[Available data — start]
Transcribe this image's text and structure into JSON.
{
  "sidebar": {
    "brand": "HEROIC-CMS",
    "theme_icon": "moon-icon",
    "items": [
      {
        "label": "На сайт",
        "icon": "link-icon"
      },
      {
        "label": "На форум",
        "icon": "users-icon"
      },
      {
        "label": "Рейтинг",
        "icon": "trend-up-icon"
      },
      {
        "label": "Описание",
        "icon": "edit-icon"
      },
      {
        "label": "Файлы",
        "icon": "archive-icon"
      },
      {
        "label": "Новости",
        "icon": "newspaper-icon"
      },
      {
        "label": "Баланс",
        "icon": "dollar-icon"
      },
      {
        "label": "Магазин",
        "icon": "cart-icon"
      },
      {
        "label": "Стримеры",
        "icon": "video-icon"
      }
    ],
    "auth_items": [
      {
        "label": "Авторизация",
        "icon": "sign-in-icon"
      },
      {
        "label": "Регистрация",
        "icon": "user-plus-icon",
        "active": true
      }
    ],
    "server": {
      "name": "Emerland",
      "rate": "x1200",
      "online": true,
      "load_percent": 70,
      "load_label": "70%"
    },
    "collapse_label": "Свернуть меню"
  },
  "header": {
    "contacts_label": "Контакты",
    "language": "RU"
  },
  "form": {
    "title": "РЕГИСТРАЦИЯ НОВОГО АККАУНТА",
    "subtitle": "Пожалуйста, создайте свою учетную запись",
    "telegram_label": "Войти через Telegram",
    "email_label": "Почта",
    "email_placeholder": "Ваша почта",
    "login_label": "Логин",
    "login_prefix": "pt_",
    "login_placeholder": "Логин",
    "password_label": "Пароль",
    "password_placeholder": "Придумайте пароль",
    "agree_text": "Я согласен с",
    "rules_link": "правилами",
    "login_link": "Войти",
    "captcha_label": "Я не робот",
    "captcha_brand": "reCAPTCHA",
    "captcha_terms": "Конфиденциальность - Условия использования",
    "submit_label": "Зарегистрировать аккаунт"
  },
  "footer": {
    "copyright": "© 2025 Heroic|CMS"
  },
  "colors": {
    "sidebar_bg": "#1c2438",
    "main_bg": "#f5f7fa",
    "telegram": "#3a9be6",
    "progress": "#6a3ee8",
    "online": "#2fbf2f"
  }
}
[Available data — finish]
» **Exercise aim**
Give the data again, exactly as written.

» **Written answer**
Transcribe this image's text and structure into JSON.
{
  "sidebar": {
    "brand": "HEROIC-CMS",
    "theme_icon": "moon-icon",
    "items": [
      {
        "label": "На сайт",
        "icon": "link-icon"
      },
      {
        "label": "На форум",
        "icon": "users-icon"
      },
      {
        "label": "Рейтинг",
        "icon": "trend-up-icon"
      },
      {
        "label": "Описание",
        "icon": "edit-icon"
      },
      {
        "label": "Файлы",
        "icon": "archive-icon"
      },
      {
        "label": "Новости",
        "icon": "newspaper-icon"
      },
      {
        "label": "Баланс",
        "icon": "dollar-icon"
      },
      {
        "label": "Магазин",
        "icon": "cart-icon"
      },
      {
        "label": "Стримеры",
        "icon": "video-icon"
      }
    ],
    "auth_items": [
      {
        "label": "Авторизация",
        "icon": "sign-in-icon"
      },
      {
        "label": "Регистрация",
        "icon": "user-plus-icon",
        "active": true
      }
    ],
    "server": {
      "name": "Emerland",
      "rate": "x1200",
      "online": true,
      "load_percent": 70,
      "load_label": "70%"
    },
    "collapse_label": "Свернуть меню"
  },
  "header": {
    "contacts_label": "Контакты",
    "language": "RU"
  },
  "form": {
    "title": "РЕГИСТРАЦИЯ НОВОГО АККАУНТА",
    "subtitle": "Пожалуйста, создайте свою учетную запись",
    "telegram_label": "Войти через Telegram",
    "email_label": "Почта",
    "email_placeholder": "Ваша почта",
    "login_label": "Логин",
    "login_prefix": "pt_",
    "login_placeholder": "Логин",
    "password_label": "Пароль",
    "password_placeholder": "Придумайте пароль",
    "agree_text": "Я согласен с",
    "rules_link": "правилами",
    "login_link": "Войти",
    "captcha_label": "Я не робот",
    "captcha_brand": "reCAPTCHA",
    "captcha_terms": "Конфиденциальность - Условия использования",
    "submit_label": "Зарегистрировать аккаунт"
  },
  "footer": {
    "copyright": "© 2025 Heroic|CMS"
  },
  "colors": {
    "sidebar_bg": "#1c2438",
    "main_bg": "#f5f7fa",
    "telegram": "#3a9be6",
    "progress": "#6a3ee8",
    "online": "#2fbf2f"
  }
}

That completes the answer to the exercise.